Muzzammil Hassan founded Bridges TV in order to improve the image of American Muslims. He ended up beheading his wife in the Bridges TV offices. Now Faizan Haq says, bizarrely: “I think of Aasiya as a martyr. She has given her life to protect the image of American Muslims. And as an American Muslim community, we owe it to her not to let this happen again.”
The last sentence is true. But the only way Faizan Haq or anyone else can prevent it from happening again would be to confront the Islamic texts and teachings that foster the idea that women are the possessions of their husbands, that they can be beaten if they disobey (cf. Qur’an 4:34), and that honor killings are justified under certain circumstances.
“A history of abuse preceded Orchard Park beheading,” by Sandra Tan, Gene Warner and Fred O. Williams for the Buffalo News, February 22 (thanks to Alan):
The lives of Muzzammil and Aasiya Hassan were quite different from their public image in the local Muslim and broadcast communities.
In the public eye, they were a dynamic couple, building their “” actually her “” dream of a Muslim-lifestyle TV channel in the United States.
But police reports compiled for much of their marriage tell another story:
Their home life was a nightmare. Aasiya was repeatedly subjected to controlling and sometimes violent acts by her ambitious but troubled husband.
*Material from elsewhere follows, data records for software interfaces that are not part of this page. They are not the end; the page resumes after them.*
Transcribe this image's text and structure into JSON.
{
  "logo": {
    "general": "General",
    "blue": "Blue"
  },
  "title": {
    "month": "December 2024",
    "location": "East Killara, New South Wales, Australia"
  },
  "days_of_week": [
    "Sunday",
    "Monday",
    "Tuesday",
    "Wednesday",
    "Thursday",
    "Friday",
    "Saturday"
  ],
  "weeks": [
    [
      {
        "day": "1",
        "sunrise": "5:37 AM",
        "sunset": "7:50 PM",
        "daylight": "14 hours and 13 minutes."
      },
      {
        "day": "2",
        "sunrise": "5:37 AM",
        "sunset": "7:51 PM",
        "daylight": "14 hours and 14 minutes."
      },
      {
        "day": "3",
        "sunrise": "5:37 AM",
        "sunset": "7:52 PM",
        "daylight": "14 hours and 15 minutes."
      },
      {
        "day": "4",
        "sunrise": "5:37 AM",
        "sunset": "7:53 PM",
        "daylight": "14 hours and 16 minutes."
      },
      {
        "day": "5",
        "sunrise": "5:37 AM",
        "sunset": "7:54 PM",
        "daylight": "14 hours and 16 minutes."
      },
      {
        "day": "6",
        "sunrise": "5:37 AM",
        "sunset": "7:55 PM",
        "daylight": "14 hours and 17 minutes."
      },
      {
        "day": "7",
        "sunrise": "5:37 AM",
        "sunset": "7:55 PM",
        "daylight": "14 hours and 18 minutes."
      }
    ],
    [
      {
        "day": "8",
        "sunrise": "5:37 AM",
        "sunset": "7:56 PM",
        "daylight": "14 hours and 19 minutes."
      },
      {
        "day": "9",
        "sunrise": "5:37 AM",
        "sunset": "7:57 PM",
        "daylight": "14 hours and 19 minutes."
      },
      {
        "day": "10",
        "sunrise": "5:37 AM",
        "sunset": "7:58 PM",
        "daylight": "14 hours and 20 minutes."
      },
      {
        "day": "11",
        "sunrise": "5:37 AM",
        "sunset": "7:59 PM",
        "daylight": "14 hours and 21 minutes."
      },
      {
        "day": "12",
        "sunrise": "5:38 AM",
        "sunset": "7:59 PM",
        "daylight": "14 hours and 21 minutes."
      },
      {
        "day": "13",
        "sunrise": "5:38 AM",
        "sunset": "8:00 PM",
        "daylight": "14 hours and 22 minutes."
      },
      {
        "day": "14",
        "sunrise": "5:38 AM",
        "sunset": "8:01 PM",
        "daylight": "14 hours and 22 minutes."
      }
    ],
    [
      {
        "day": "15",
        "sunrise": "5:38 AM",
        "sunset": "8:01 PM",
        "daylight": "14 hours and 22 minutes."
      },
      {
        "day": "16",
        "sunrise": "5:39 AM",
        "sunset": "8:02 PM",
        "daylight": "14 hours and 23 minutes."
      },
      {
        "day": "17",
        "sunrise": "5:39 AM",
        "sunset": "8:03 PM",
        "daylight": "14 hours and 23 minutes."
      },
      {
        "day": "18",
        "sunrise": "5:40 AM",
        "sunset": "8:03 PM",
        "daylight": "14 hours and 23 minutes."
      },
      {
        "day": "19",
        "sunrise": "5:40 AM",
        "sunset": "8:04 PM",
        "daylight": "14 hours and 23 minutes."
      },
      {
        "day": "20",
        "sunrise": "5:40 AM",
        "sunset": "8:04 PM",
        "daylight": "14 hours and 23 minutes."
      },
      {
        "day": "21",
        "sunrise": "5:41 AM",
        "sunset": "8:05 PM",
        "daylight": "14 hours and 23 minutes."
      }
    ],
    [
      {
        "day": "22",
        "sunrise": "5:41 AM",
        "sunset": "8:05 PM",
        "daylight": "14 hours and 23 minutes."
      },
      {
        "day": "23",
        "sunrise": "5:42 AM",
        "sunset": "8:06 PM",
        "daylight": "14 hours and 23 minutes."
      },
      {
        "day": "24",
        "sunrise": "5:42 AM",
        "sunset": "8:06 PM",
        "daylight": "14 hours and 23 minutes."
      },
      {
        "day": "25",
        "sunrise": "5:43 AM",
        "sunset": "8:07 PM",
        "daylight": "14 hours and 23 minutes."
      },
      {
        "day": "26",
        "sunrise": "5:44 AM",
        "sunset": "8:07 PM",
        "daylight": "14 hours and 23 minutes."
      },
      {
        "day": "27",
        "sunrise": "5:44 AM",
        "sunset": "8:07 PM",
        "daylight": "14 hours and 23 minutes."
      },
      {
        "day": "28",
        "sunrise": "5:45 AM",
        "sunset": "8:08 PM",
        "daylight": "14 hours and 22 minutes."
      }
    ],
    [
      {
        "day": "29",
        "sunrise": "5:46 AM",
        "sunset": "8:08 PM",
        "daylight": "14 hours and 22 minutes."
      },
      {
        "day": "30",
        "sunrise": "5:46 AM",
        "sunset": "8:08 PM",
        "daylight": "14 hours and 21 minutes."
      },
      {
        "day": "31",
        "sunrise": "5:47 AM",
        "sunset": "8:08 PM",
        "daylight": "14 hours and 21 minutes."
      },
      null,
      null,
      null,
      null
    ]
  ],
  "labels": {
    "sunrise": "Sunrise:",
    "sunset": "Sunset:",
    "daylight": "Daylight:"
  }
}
To protect herself, she went to the police in two states. Yet for years she stopped short of pressing charges “” thus preserving Muzzammil’s reputation and the venture they built together.
On Feb. 6, she filed for divorce and obtained an order of protection, barring him from their home in Orchard Park. A week later, she lay dead in their television offices “” stabbed and decapitated. Muzzammil was charged with her murder.
“I think of Aasiya as a martyr,” said Faizan Haq, a local professor who helped launch Bridges TV, the station in Orchard Park that the Hassans started in 2004. “She has given her life to protect the image of American Muslims. And as an American Muslim community, we owe it to her not to let this happen again.”
The Hassans were well-known to local police, both in Orchard Park and Texas, where Muzzammil has family. Police were called to their Orchard Park home more than a dozen times for domestic issues dating back 2z years. And in 2006, Aasiya told police that the abuse had been going on “for about the last six years.”
The abuse, according to police reports, ranged from restrictive control to outbursts of violence, including a black eye and fat lip.
At various times, Aasiya accused her husband of physically preventing her from calling the police, abandoning her vehicle in Clarence so she couldn’t flee and pouring water on her to keep her from sleeping.
A nationwide debate has begun among Muslim leaders and women’s advocates about what role religion and culture may have played in this awful killing.
That debate continues….
Really? All I see in the mainstream media are denials that religion had anything to do with this at all. Where is this debate?